Just how turbulent is the stock market? More than half a trillion dollars in paper gains were made and lost within just two weeks in September. The S&P 500 jumped 5 percent in the week ending Sep. 16, the second best week this year. The next week it plunged 6 percent, the second worst week this year.
The wild swings have made many wary of putting money in the stock market. "It's like an elevator with only two buttons," said Jeffrey Sica, president of Sica Wealth Management. "If you see one button says `surge' and the other says `plunge,' you're not going to get on the elevator."
In market-speak, it's called volatility: Large jumps followed by deep dives, within the course of a week or sometimes the same day. The surge in volatility since early August has been blamed for preventing companies from going public and scaring people out of stocks. Some think that even if Europe resolves its debt crisis, large price swings are here to stay.
In August, many put part of the blame for that month's volatility on the summer vacation season. Come September, they said, more people will be at their desks buying and selling, making it harder for large orders to rattle the market when trading volumes are thin. That turned out to be half right: Trading volume has picked up since Labor Day, but the stock market looks far from calm.
"What was wrong with the vacation idea is that Europe didn't get any better when people got back to work," said Nick Colas, chief market strategist at BNY ConvergEx Group. "People are still focused on the same clear and present dangers."
To get an idea how volatile the market has been, consider:

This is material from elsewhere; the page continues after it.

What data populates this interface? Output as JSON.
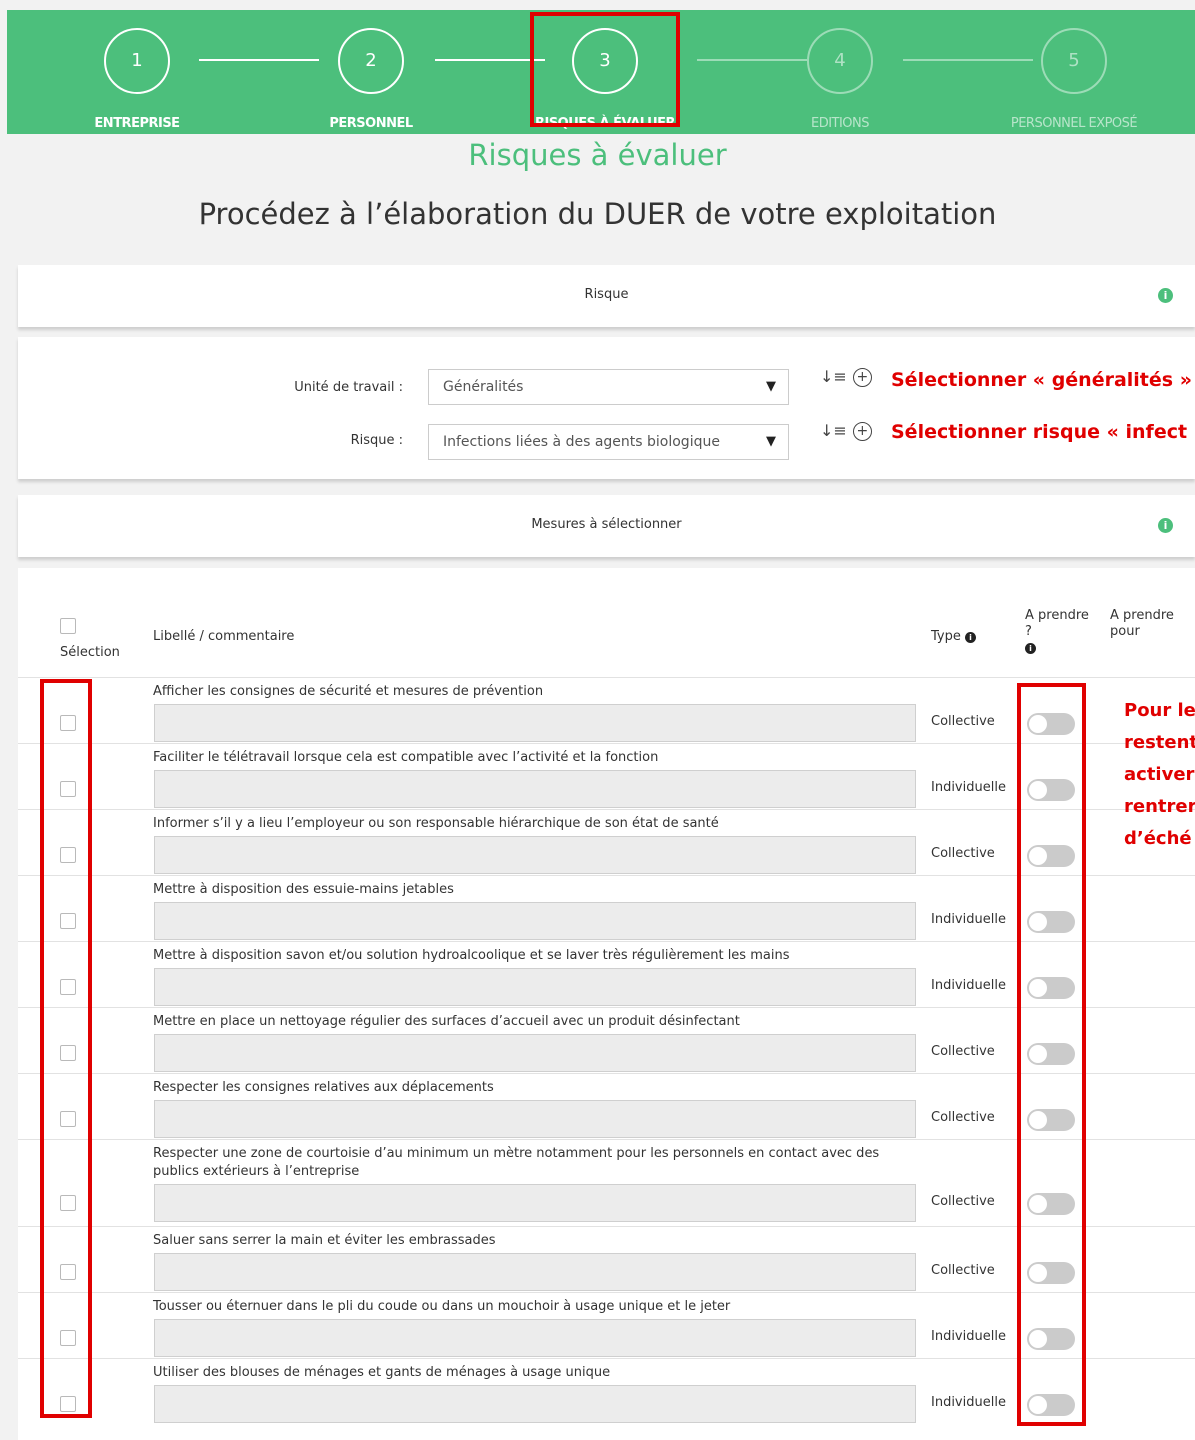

_ The Dow Jones industrial average has gained or lost more than 200 points in a trading day 16 times since the start of August. Six of those days came in September. In the first seven months of the year, that happened just four times.
_ The long-term trend is toward more volatility. Judging by the number of times in a year the S&P 500 swung 2 percent or more in a single day, markets are much more likely to have large leaps up or dives down, according to S&P's equity research group. Swings of 2 percent occurred an average of five times a year from 1950 to 1999. It's already happened 20 times this year, with three months left to go.
The heavy turbulence that started in August is the main reason why no company has managed to pull off an initial public offering since the Chinese online video website Todou Holdings went public Aug. 16. The backlog of companies waiting to debut in an IPO has never been larger.
"All the volatility has made for an unfavorable IPO environment," said Claude Courbois, managing economist at Nasdaq OMX's research department. "An IPO is your coming out party, a chance to tell your story. You don't want an enormous amount of uncertainty surrounding it."
Analysts say it's also the chief reason Americans are fleeing the stock market as if it's 2008 all over again. Retail investors pulled $36 billion out of U.S. stock funds in August, according to preliminary data from the Investment Company Institute. That's second only to the $47 billion withdrawn from U.S. stock funds at the height of the financial crisis in October 2008.
"The swings themselves have eroded the confidence of investors," said Jeff Kleintop, chief market strategist at LPL Financial. "It's the sign of a market and an economy not on sound footing."
Sica, the wealth manager, told his clients to leave no more than 10 percent of their savings in stocks at the end of May on the belief that markets would slide as the Federal Reserve's efforts to help the economy came to an end in June. The stock market's drop since then has failed to lure Sica and his clients back in. In fact, he's told his clients to get the rest of their money out.
In the past, a rally like the 5 percent one in the week ending Sep. 16 would be enough to cause Sica's phone to ring with calls from clients wanting to shift more money into stocks. "They'd have the sense their missing out on something," Sica said. In recent weeks, stock market surges are followed by clients calling to say "`Please keep me out,'" he said.
"This is the first time in 20 years that I'm totally out of stocks, unfortunately. Just because something declines, it doesn't mean it will ever come back."